A few hundred teachers and union leaders rallied outside Department of Education headquarters last night to urge the DOE to fully implement a recent agreement creating incentives for principals to hire teachers who lost their jobs when their schools closed or were phased out.
The teachers, known as Absent Teacher Reserves or ATRs, have been covering classes and doing other assignments in schools, their salaries paid centrally by the DOE. The agreement will require Chancellor Klein to send a letter to all principals encouraging them to hire ATRs, and will provide financial incentives over the next 8 years for schools to place these teachers on their own payrolls. The incentives are meant to counteract the higher cost to a school of hiring a more-experienced teacher.

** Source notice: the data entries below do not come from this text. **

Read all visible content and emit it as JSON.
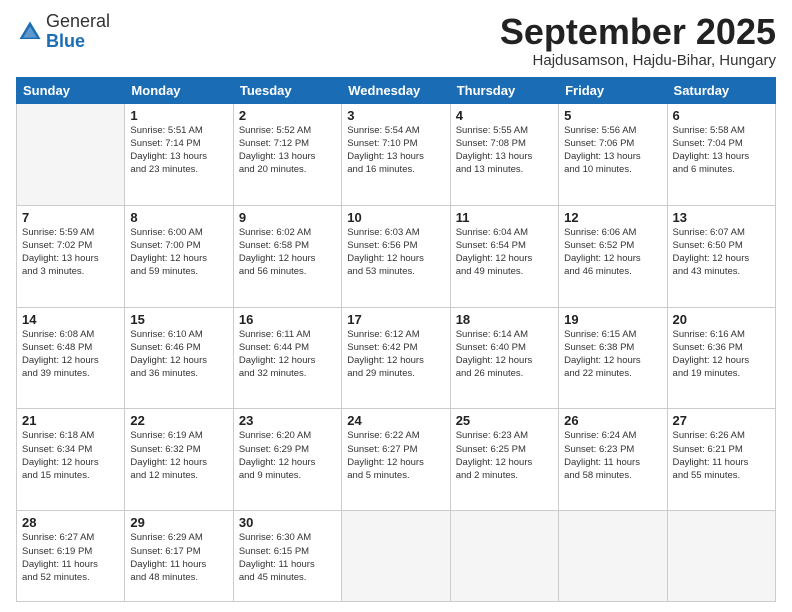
{
  "logo": {
    "general": "General",
    "blue": "Blue"
  },
  "title": "September 2025",
  "location": "Hajdusamson, Hajdu-Bihar, Hungary",
  "weekdays": [
    "Sunday",
    "Monday",
    "Tuesday",
    "Wednesday",
    "Thursday",
    "Friday",
    "Saturday"
  ],
  "weeks": [
    [
      {
        "day": "",
        "info": ""
      },
      {
        "day": "1",
        "info": "Sunrise: 5:51 AM\nSunset: 7:14 PM\nDaylight: 13 hours\nand 23 minutes."
      },
      {
        "day": "2",
        "info": "Sunrise: 5:52 AM\nSunset: 7:12 PM\nDaylight: 13 hours\nand 20 minutes."
      },
      {
        "day": "3",
        "info": "Sunrise: 5:54 AM\nSunset: 7:10 PM\nDaylight: 13 hours\nand 16 minutes."
      },
      {
        "day": "4",
        "info": "Sunrise: 5:55 AM\nSunset: 7:08 PM\nDaylight: 13 hours\nand 13 minutes."
      },
      {
        "day": "5",
        "info": "Sunrise: 5:56 AM\nSunset: 7:06 PM\nDaylight: 13 hours\nand 10 minutes."
      },
      {
        "day": "6",
        "info": "Sunrise: 5:58 AM\nSunset: 7:04 PM\nDaylight: 13 hours\nand 6 minutes."
      }
    ],
    [
      {
        "day": "7",
        "info": "Sunrise: 5:59 AM\nSunset: 7:02 PM\nDaylight: 13 hours\nand 3 minutes."
      },
      {
        "day": "8",
        "info": "Sunrise: 6:00 AM\nSunset: 7:00 PM\nDaylight: 12 hours\nand 59 minutes."
      },
      {
        "day": "9",
        "info": "Sunrise: 6:02 AM\nSunset: 6:58 PM\nDaylight: 12 hours\nand 56 minutes."
      },
      {
        "day": "10",
        "info": "Sunrise: 6:03 AM\nSunset: 6:56 PM\nDaylight: 12 hours\nand 53 minutes."
      },
      {
        "day": "11",
        "info": "Sunrise: 6:04 AM\nSunset: 6:54 PM\nDaylight: 12 hours\nand 49 minutes."
      },
      {
        "day": "12",
        "info": "Sunrise: 6:06 AM\nSunset: 6:52 PM\nDaylight: 12 hours\nand 46 minutes."
      },
      {
        "day": "13",
        "info": "Sunrise: 6:07 AM\nSunset: 6:50 PM\nDaylight: 12 hours\nand 43 minutes."
      }
    ],
    [
      {
        "day": "14",
        "info": "Sunrise: 6:08 AM\nSunset: 6:48 PM\nDaylight: 12 hours\nand 39 minutes."
      },
      {
        "day": "15",
        "info": "Sunrise: 6:10 AM\nSunset: 6:46 PM\nDaylight: 12 hours\nand 36 minutes."
      },
      {
        "day": "16",
        "info": "Sunrise: 6:11 AM\nSunset: 6:44 PM\nDaylight: 12 hours\nand 32 minutes."
      },
      {
        "day": "17",
        "info": "Sunrise: 6:12 AM\nSunset: 6:42 PM\nDaylight: 12 hours\nand 29 minutes."
      },
      {
        "day": "18",
        "info": "Sunrise: 6:14 AM\nSunset: 6:40 PM\nDaylight: 12 hours\nand 26 minutes."
      },
      {
        "day": "19",
        "info": "Sunrise: 6:15 AM\nSunset: 6:38 PM\nDaylight: 12 hours\nand 22 minutes."
      },
      {
        "day": "20",
        "info": "Sunrise: 6:16 AM\nSunset: 6:36 PM\nDaylight: 12 hours\nand 19 minutes."
      }
    ],
    [
      {
        "day": "21",
        "info": "Sunrise: 6:18 AM\nSunset: 6:34 PM\nDaylight: 12 hours\nand 15 minutes."
      },
      {
        "day": "22",
        "info": "Sunrise: 6:19 AM\nSunset: 6:32 PM\nDaylight: 12 hours\nand 12 minutes."
      },
      {
        "day": "23",
        "info": "Sunrise: 6:20 AM\nSunset: 6:29 PM\nDaylight: 12 hours\nand 9 minutes."
      },
      {
        "day": "24",
        "info": "Sunrise: 6:22 AM\nSunset: 6:27 PM\nDaylight: 12 hours\nand 5 minutes."
      },
      {
        "day": "25",
        "info": "Sunrise: 6:23 AM\nSunset: 6:25 PM\nDaylight: 12 hours\nand 2 minutes."
      },
      {
        "day": "26",
        "info": "Sunrise: 6:24 AM\nSunset: 6:23 PM\nDaylight: 11 hours\nand 58 minutes."
      },
      {
        "day": "27",
        "info": "Sunrise: 6:26 AM\nSunset: 6:21 PM\nDaylight: 11 hours\nand 55 minutes."
      }
    ],
    [
      {
        "day": "28",
        "info": "Sunrise: 6:27 AM\nSunset: 6:19 PM\nDaylight: 11 hours\nand 52 minutes."
      },
      {
        "day": "29",
        "info": "Sunrise: 6:29 AM\nSunset: 6:17 PM\nDaylight: 11 hours\nand 48 minutes."
      },
      {
        "day": "30",
        "info": "Sunrise: 6:30 AM\nSunset: 6:15 PM\nDaylight: 11 hours\nand 45 minutes."
      },
      {
        "day": "",
        "info": ""
      },
      {
        "day": "",
        "info": ""
      },
      {
        "day": "",
        "info": ""
      },
      {
        "day": "",
        "info": ""
      }
    ]
  ]
}
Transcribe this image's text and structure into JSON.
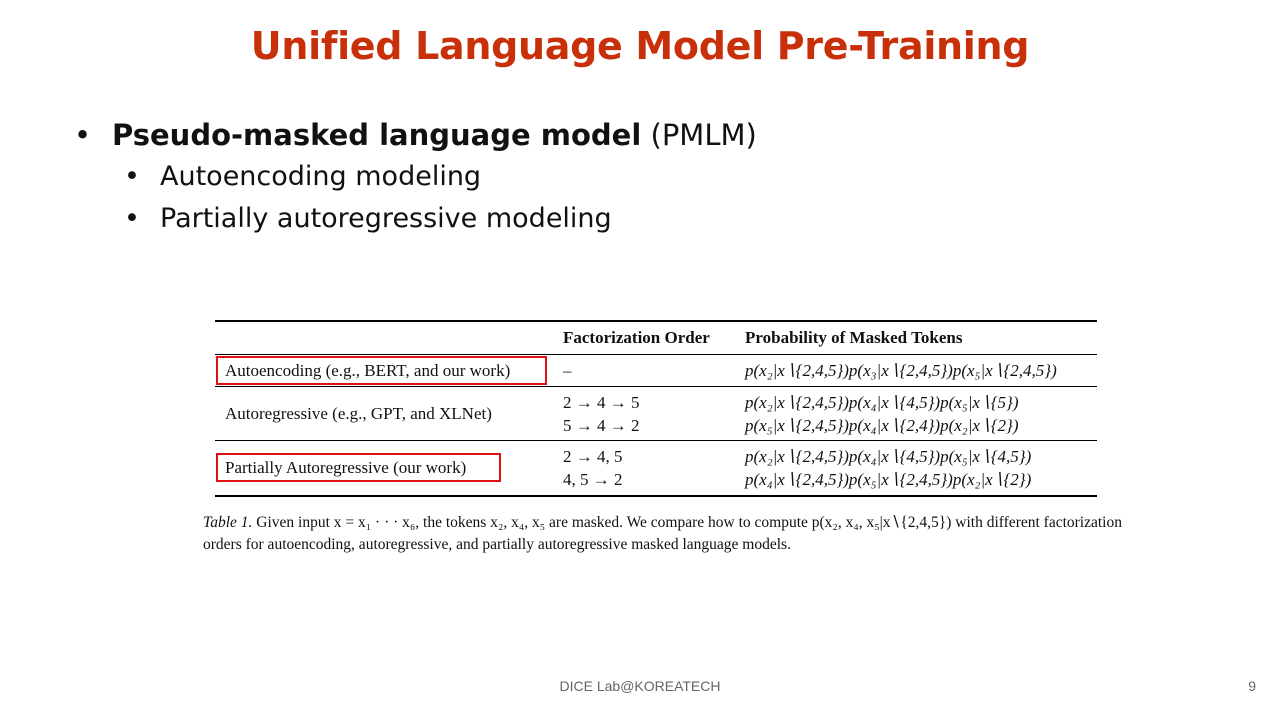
{
  "slide": {
    "title": "Unified Language Model Pre-Training",
    "footer": "DICE Lab@KOREATECH",
    "page_number": "9"
  },
  "bullets": {
    "main_bold": "Pseudo-masked language model",
    "main_rest": "(PMLM)",
    "sub": [
      "Autoencoding modeling",
      "Partially autoregressive modeling"
    ]
  },
  "table": {
    "headers": [
      "",
      "Factorization Order",
      "Probability of Masked Tokens"
    ],
    "rows": [
      {
        "name": "Autoencoding (e.g., BERT, and our work)",
        "orders": [
          "–"
        ],
        "probs": [
          "p(x₂|x∖{2,4,5})p(x₃|x∖{2,4,5})p(x₅|x∖{2,4,5})"
        ],
        "highlighted": true
      },
      {
        "name": "Autoregressive (e.g., GPT, and XLNet)",
        "orders": [
          "2 → 4 → 5",
          "5 → 4 → 2"
        ],
        "probs": [
          "p(x₂|x∖{2,4,5})p(x₄|x∖{4,5})p(x₅|x∖{5})",
          "p(x₅|x∖{2,4,5})p(x₄|x∖{2,4})p(x₂|x∖{2})"
        ],
        "highlighted": false
      },
      {
        "name": "Partially Autoregressive (our work)",
        "orders": [
          "2 → 4, 5",
          "4, 5 → 2"
        ],
        "probs": [
          "p(x₂|x∖{2,4,5})p(x₄|x∖{4,5})p(x₅|x∖{4,5})",
          "p(x₄|x∖{2,4,5})p(x₅|x∖{2,4,5})p(x₂|x∖{2})"
        ],
        "highlighted": true
      }
    ],
    "highlight_color": "#e01010"
  },
  "caption": {
    "label": "Table 1.",
    "text": "Given input x = x₁ · · · x₆, the tokens x₂, x₄, x₅ are masked. We compare how to compute p(x₂, x₄, x₅|x∖{2,4,5}) with different factorization orders for autoencoding, autoregressive, and partially autoregressive masked language models."
  },
  "colors": {
    "title": "#c8300a",
    "text": "#111111",
    "footer": "#666666"
  }
}
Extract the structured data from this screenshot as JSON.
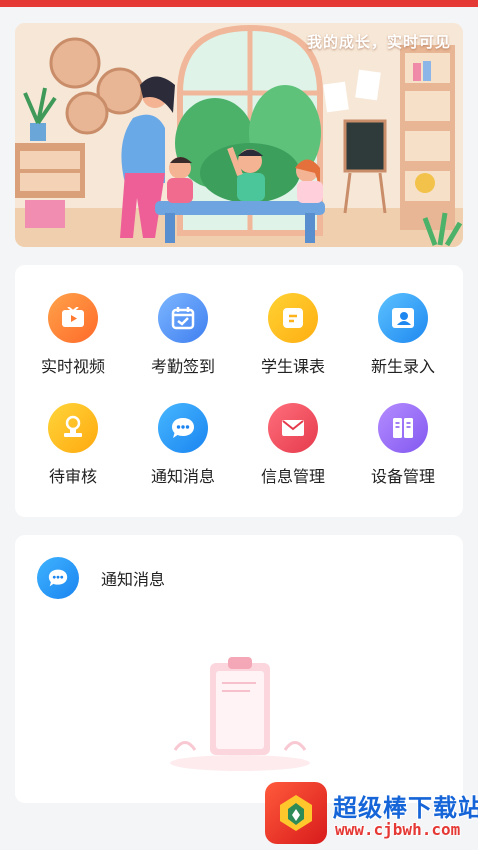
{
  "banner": {
    "title": "我的成长，实时可见"
  },
  "menu": [
    {
      "label": "实时视频",
      "icon": "video-icon",
      "color_from": "#ffa24a",
      "color_to": "#ff6a2a"
    },
    {
      "label": "考勤签到",
      "icon": "calendar-check-icon",
      "color_from": "#7cb6ff",
      "color_to": "#3f7ff0"
    },
    {
      "label": "学生课表",
      "icon": "timetable-icon",
      "color_from": "#ffd233",
      "color_to": "#ffae12"
    },
    {
      "label": "新生录入",
      "icon": "user-card-icon",
      "color_from": "#5cc2ff",
      "color_to": "#1e88f0"
    },
    {
      "label": "待审核",
      "icon": "stamp-icon",
      "color_from": "#ffd53a",
      "color_to": "#ffa90f"
    },
    {
      "label": "通知消息",
      "icon": "chat-icon",
      "color_from": "#47b7ff",
      "color_to": "#1a84f0"
    },
    {
      "label": "信息管理",
      "icon": "mail-icon",
      "color_from": "#ff6f7c",
      "color_to": "#e53a4c"
    },
    {
      "label": "设备管理",
      "icon": "device-icon",
      "color_from": "#b58cff",
      "color_to": "#8258f0"
    }
  ],
  "notice": {
    "title": "通知消息",
    "icon": "chat-icon"
  },
  "watermark": {
    "name": "超级棒下载站",
    "url": "www.cjbwh.com"
  },
  "colors": {
    "accent_red": "#e53935",
    "background": "#f4f5f7",
    "card": "#ffffff"
  }
}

Several ATRs I spoke to at the rally said they were optimistic that the agreement will work because it is such a good deal for principals, though one added that even a letter from Klein will not convince all principals to look past the stigma attached to ATRs, since they have been portrayed negatively in the press. And another teacher said with school budgets as tight as they are, she doubts anyone will get hired, incentives notwithstanding.